In the statistical literature there is a vast amount of works on testing for change in the mean of univariate time series. Sen and Srivastava [

In order to construct the test statistic let

The CUSUM test statistic we will consider is given by

The sequence of matrices

There exists

Suppose that Assumptions

Moreover, the cumulative distribution function of

To prove Theorem

For two random vectors

Consider an i.i.d. sequence

There are two sufficient conditions to prove that

the finite-dimensional distributions of

Assume that

Write

Then

For

We have

In order to prove Theorem

Assume that

Let

Then

Lemma 2 of Lai and Wei [

Under the null

We assume that under the alternative

There exists a function

There exists

There exists

Suppose that Assumptions

We have

Straightforward computation leads to

Without loss of generality we assume that under the alternative hypothesis

Suppose that Assumptions

It is easy to show that (

The result of Corollary

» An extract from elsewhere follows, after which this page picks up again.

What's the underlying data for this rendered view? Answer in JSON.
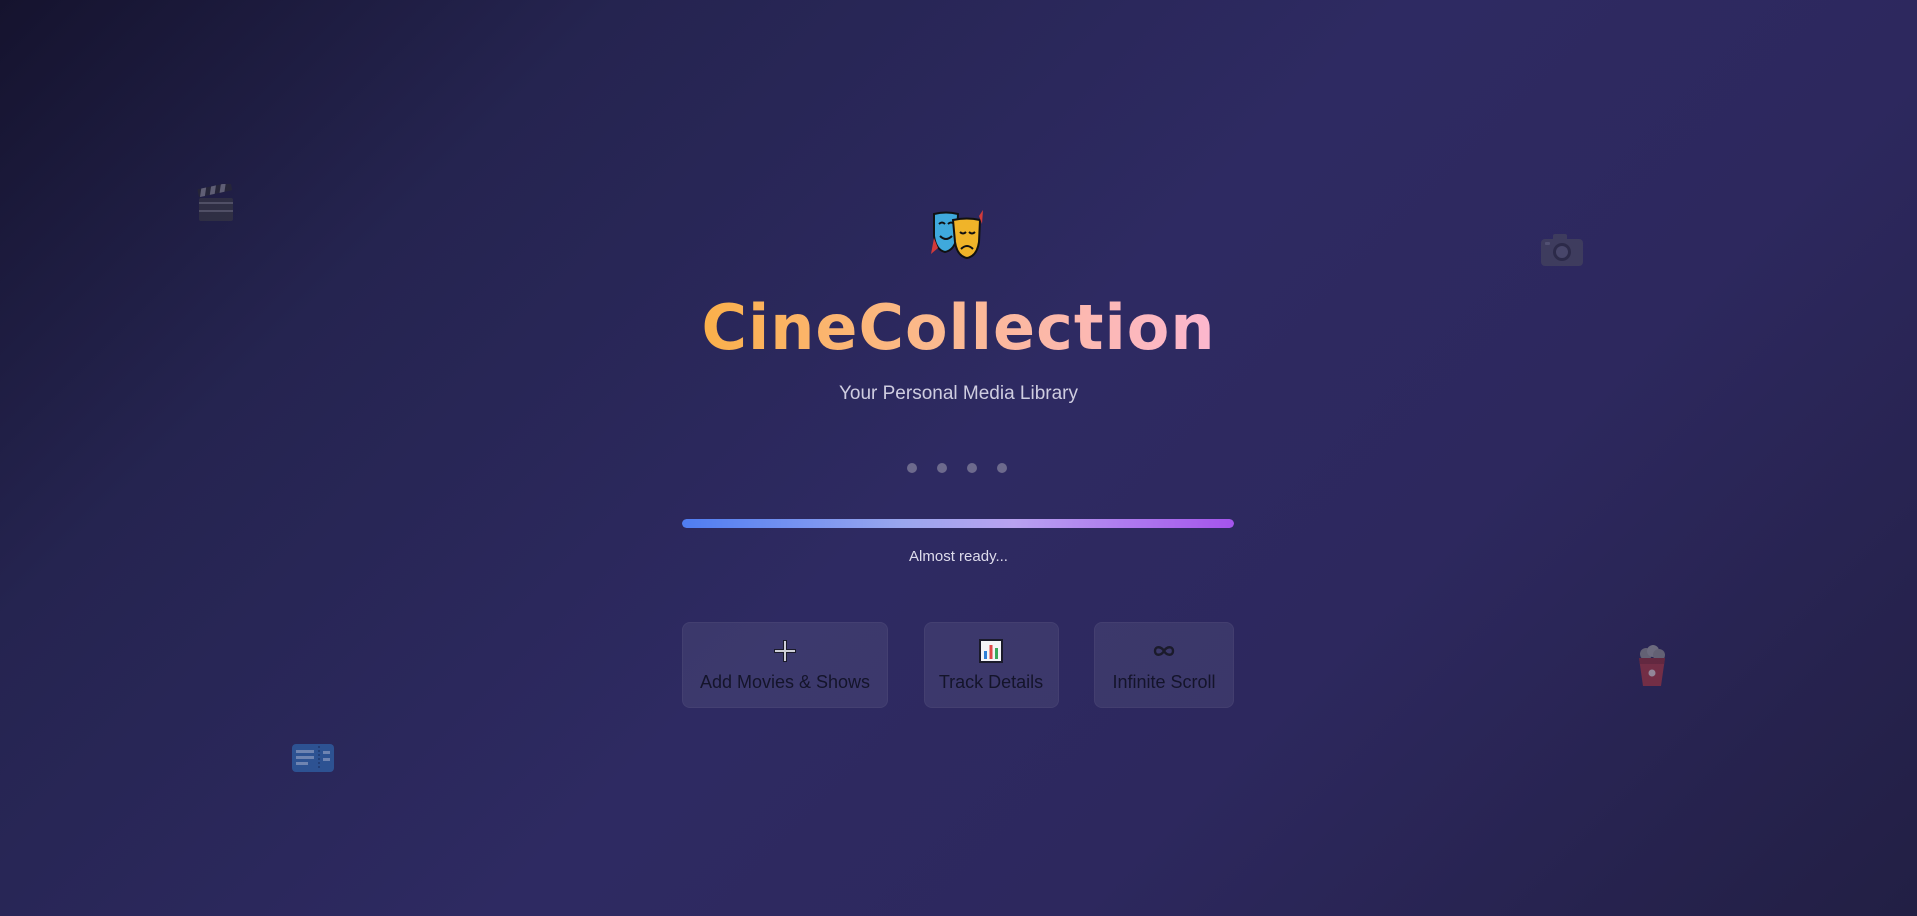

In this subsection we assume that the break in the mean does not happen suddenly but the transition from one value to another is continuous with slow variation. A well-known dynamic is the smooth threshold model (see Teräsvirta [

Two choices for the function

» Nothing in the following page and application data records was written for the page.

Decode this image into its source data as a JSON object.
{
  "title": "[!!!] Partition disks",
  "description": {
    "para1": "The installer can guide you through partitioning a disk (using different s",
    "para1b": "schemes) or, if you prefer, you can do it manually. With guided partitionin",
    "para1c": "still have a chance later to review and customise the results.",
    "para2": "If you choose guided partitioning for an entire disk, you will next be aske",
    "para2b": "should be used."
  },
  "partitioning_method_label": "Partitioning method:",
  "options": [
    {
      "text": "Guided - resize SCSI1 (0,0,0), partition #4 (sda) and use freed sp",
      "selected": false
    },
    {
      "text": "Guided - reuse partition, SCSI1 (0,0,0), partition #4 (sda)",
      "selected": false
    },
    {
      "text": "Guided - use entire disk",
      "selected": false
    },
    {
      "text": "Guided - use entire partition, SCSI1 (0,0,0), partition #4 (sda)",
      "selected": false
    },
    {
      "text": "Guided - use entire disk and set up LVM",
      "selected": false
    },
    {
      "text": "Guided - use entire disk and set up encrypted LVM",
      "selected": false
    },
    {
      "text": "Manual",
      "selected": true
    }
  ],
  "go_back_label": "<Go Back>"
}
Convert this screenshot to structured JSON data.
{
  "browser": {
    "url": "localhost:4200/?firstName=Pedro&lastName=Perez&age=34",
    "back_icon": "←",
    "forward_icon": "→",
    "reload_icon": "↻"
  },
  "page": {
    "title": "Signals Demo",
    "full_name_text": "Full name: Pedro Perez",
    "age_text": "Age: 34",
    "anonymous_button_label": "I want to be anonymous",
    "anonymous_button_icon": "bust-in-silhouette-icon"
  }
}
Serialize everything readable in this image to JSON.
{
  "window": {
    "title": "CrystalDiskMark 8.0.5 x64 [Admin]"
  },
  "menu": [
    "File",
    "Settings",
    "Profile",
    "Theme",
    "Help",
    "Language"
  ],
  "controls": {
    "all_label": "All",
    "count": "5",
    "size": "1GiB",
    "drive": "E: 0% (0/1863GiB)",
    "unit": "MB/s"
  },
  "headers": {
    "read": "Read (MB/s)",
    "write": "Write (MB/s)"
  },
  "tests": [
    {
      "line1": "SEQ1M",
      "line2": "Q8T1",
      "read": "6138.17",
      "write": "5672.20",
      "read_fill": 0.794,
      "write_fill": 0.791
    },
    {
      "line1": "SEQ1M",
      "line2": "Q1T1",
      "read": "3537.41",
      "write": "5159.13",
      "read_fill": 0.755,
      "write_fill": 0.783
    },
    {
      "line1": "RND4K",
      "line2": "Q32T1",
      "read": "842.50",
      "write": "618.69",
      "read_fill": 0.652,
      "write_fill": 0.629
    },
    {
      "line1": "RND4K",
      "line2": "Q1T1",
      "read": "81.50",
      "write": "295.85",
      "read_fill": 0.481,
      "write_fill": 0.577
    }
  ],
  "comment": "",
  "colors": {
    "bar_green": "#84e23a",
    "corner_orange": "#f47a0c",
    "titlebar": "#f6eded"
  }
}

if

if

This means that at the beginning of the sample

Suppose that Assumptions

The assumptions (

Since

Assume that

In this subsection we will examine the behaviour

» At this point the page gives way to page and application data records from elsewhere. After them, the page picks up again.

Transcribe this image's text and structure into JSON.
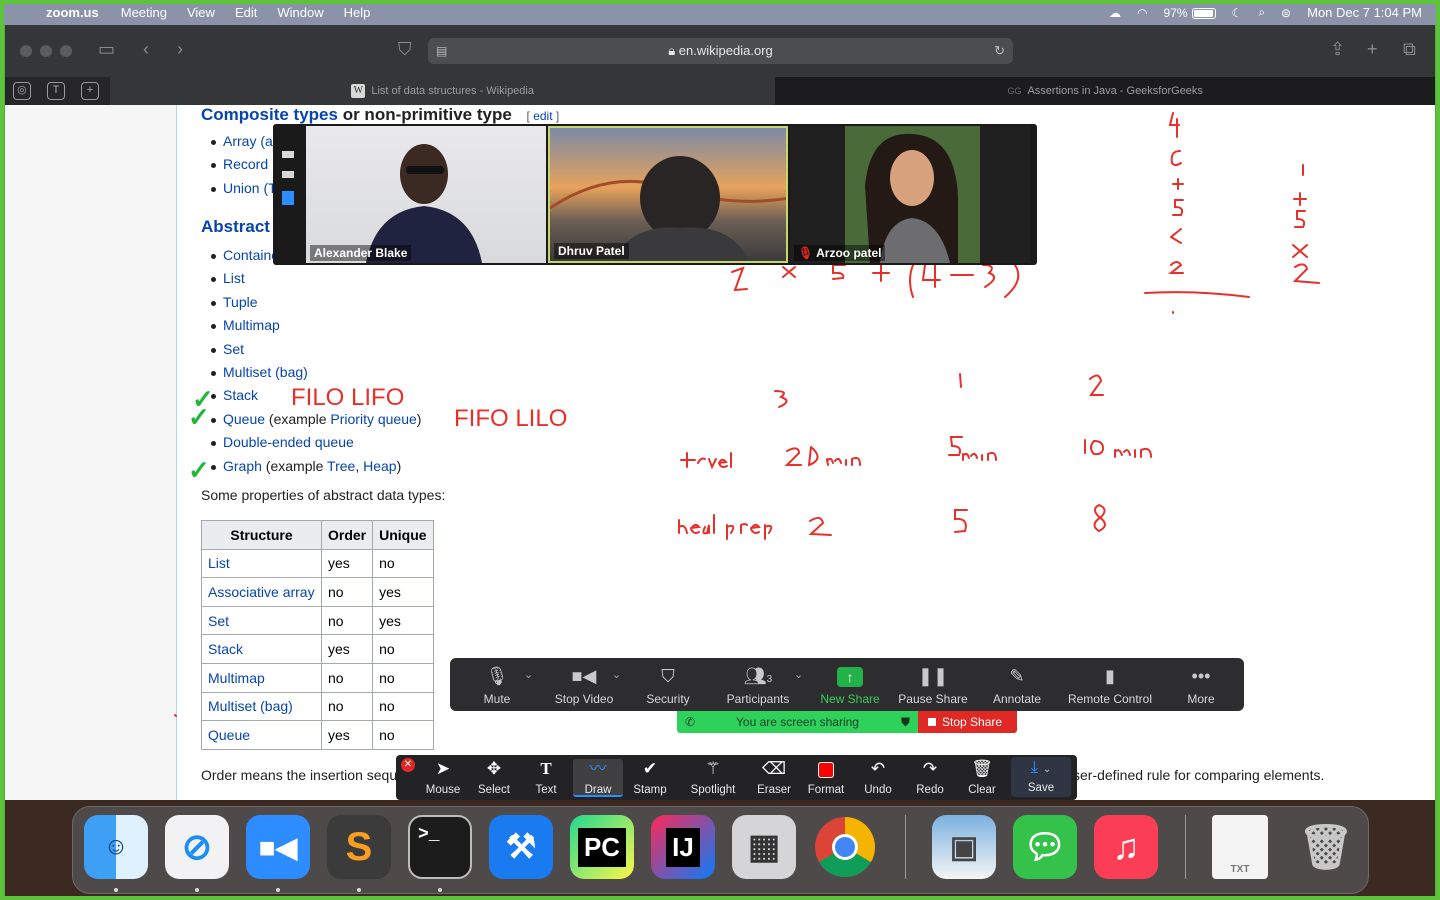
{
  "menubar": {
    "apple": "",
    "app_name": "zoom.us",
    "items": [
      "Meeting",
      "View",
      "Edit",
      "Window",
      "Help"
    ],
    "battery": "97%",
    "datetime": "Mon Dec 7  1:04 PM"
  },
  "browser": {
    "url": "en.wikipedia.org",
    "tabs": [
      {
        "title": "List of data structures - Wikipedia",
        "active": true,
        "favicon": "W"
      },
      {
        "title": "Assertions in Java - GeeksforGeeks",
        "active": false,
        "favicon": "GG"
      }
    ]
  },
  "page": {
    "composite_heading": "Composite types",
    "composite_heading_rest": " or non-primitive type",
    "edit_label": "edit",
    "composite_items": [
      "Array (a",
      "Record",
      "Union (T"
    ],
    "abstract_heading": "Abstract",
    "abstract_items": [
      {
        "link": "Containe",
        "rest": ""
      },
      {
        "link": "List",
        "rest": ""
      },
      {
        "link": "Tuple",
        "rest": ""
      },
      {
        "link": "Multimap",
        "rest": ""
      },
      {
        "link": "Set",
        "rest": ""
      },
      {
        "link": "Multiset (bag)",
        "rest": ""
      },
      {
        "link": "Stack",
        "rest": ""
      },
      {
        "link": "Queue",
        "rest": " (example ",
        "link2": "Priority queue",
        "end": ")"
      },
      {
        "link": "Double-ended queue",
        "rest": ""
      },
      {
        "link": "Graph",
        "rest": " (example ",
        "link2": "Tree",
        "sep": ", ",
        "link3": "Heap",
        "end": ")"
      }
    ],
    "properties_text": "Some properties of abstract data types:",
    "table": {
      "headers": [
        "Structure",
        "Order",
        "Unique"
      ],
      "rows": [
        [
          "List",
          "yes",
          "no"
        ],
        [
          "Associative array",
          "no",
          "yes"
        ],
        [
          "Set",
          "no",
          "yes"
        ],
        [
          "Stack",
          "yes",
          "no"
        ],
        [
          "Multimap",
          "no",
          "no"
        ],
        [
          "Multiset (bag)",
          "no",
          "no"
        ],
        [
          "Queue",
          "yes",
          "no"
        ]
      ]
    },
    "order_text_start": "Order means the insertion sequ",
    "order_text_end": "ser-defined rule for comparing elements."
  },
  "annotations": {
    "filo_lifo": "FILO LIFO",
    "fifo_lilo": "FIFO LILO",
    "color": "#e8302a",
    "check_color": "#1fb83d"
  },
  "video": {
    "participants": [
      {
        "name": "Alexander Blake",
        "speaking": false
      },
      {
        "name": "Dhruv Patel",
        "speaking": true
      },
      {
        "name": "Arzoo patel",
        "speaking": false
      }
    ]
  },
  "controls": {
    "mute": "Mute",
    "stop_video": "Stop Video",
    "security": "Security",
    "participants": "Participants",
    "participants_count": "3",
    "new_share": "New Share",
    "pause_share": "Pause Share",
    "annotate": "Annotate",
    "remote_control": "Remote Control",
    "more": "More",
    "sharing_status": "You are screen sharing",
    "stop_share": "Stop Share"
  },
  "annotate_toolbar": {
    "mouse": "Mouse",
    "select": "Select",
    "text": "Text",
    "draw": "Draw",
    "stamp": "Stamp",
    "spotlight": "Spotlight",
    "eraser": "Eraser",
    "format": "Format",
    "undo": "Undo",
    "redo": "Redo",
    "clear": "Clear",
    "save": "Save"
  },
  "dock": {
    "apps": [
      "Finder",
      "Safari",
      "Zoom",
      "Sublime Text",
      "Terminal",
      "Xcode",
      "PyCharm",
      "IntelliJ IDEA",
      "Calculator",
      "Chrome",
      "Preview",
      "Messages",
      "Music",
      "TXT",
      "Trash"
    ],
    "txt_label": "TXT"
  }
}
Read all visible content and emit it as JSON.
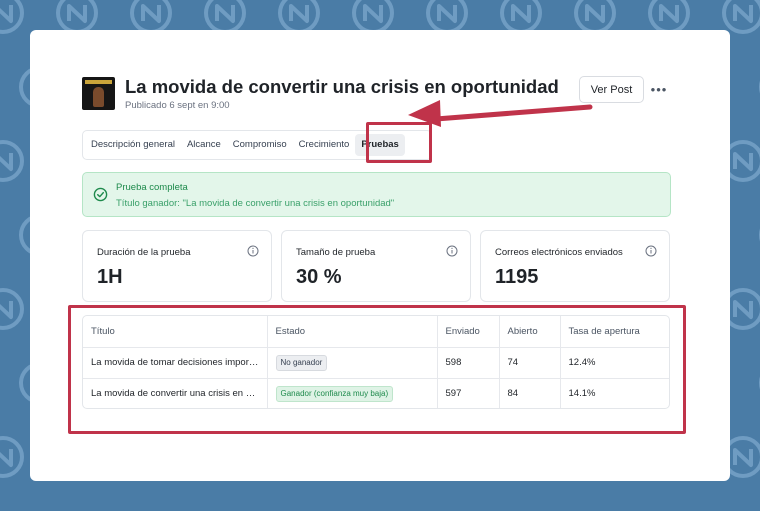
{
  "colors": {
    "background": "#4a7ca6",
    "accent_annotation": "#c0334a",
    "success_bg": "#e3f6ea",
    "success_text": "#1e8a4c"
  },
  "post": {
    "title": "La movida de convertir una crisis en oportunidad",
    "published": "Publicado 6 sept en 9:00",
    "view_button": "Ver Post",
    "more_icon": "ellipsis-icon"
  },
  "tabs": [
    {
      "label": "Descripción general",
      "active": false
    },
    {
      "label": "Alcance",
      "active": false
    },
    {
      "label": "Compromiso",
      "active": false
    },
    {
      "label": "Crecimiento",
      "active": false
    },
    {
      "label": "Pruebas",
      "active": true
    }
  ],
  "alert": {
    "title": "Prueba completa",
    "subtitle": "Título ganador: \"La movida de convertir una crisis en oportunidad\"",
    "icon": "check-circle-icon"
  },
  "stats": [
    {
      "label": "Duración de la prueba",
      "value": "1H"
    },
    {
      "label": "Tamaño de prueba",
      "value": "30 %"
    },
    {
      "label": "Correos electrónicos enviados",
      "value": "1195"
    }
  ],
  "table": {
    "columns": [
      "Título",
      "Estado",
      "Enviado",
      "Abierto",
      "Tasa de apertura"
    ],
    "rows": [
      {
        "title": "La movida de tomar decisiones importantes con confianza",
        "status": "No ganador",
        "sent": "598",
        "opened": "74",
        "rate": "12.4%"
      },
      {
        "title": "La movida de convertir una crisis en oportunidad",
        "status": "Ganador (confianza muy baja)",
        "sent": "597",
        "opened": "84",
        "rate": "14.1%"
      }
    ]
  }
}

Suppose that Assumptions

The assumptions H

All models are driven from an i.i.d. sequences

In order to evaluate the size distortion of the test statistic

From Table

Empirical sizes (%).

1% | 0.2 | 0.3 | 0.4 | |

Model 1 | 5% | 2.1 | 2.9 | 4 |

10% | 4.9 | 7.3 | 8.9 | |

1% | 0.0 | 0.2 | 0.3 | |

Model 2 | 5% | 1.1 | 2.7 | 3.0 |

10% | 2.9 | 6.4 | 7.3 |

In order to see the power of the test statistic

In this model the mean and the covariance are subject to an abrupt change at the same time:

The mean is subject to an abrupt change and the covariance is time varying (see Figure

The three kinds of change in the mean.

We consider a logistic smooth transition for the mean and a time varying covariance (see Figure

In this model the mean is a polynomial of order two and the covariance matrix is also time varying as in the preceding Models

From Table

Empirical powers (%).

1% | 11.4 | 81.8 | 100 | |

Model 3 | 5% | 34.1 | 92.1 | 100 |

10% | 46.9 | 95.1 | 100 | |

1% | 3.9 | 49.8 | 99.9 | |

Model 4 | 5% | 15.7 | 71.4 | 99.9 |

10% | 29 | 80.4 | 100 | |

1% | 1.4 | 22.7 | 95.9 | |

Model 5 | 5% | 8.3 | 44.7 | 98.4 |

10% | 15.9 | 56.5 | 99.3 | |

1% | 1.4 | 17.2 | 94 | |

Model 6 | 5% | 8.5 | 38.5 | 97.7 |

10% | 16.3 | 51.9 | 98.7 | |

1% | 0.1 | 5.3 | 44.2 | |

Model 7 | 5% | 2.2 | 16.1 | 70.0 |

10% | 5.9 | 25.5 | 79.4 |

The author would like to thank the anonymous referees for their constructive comments.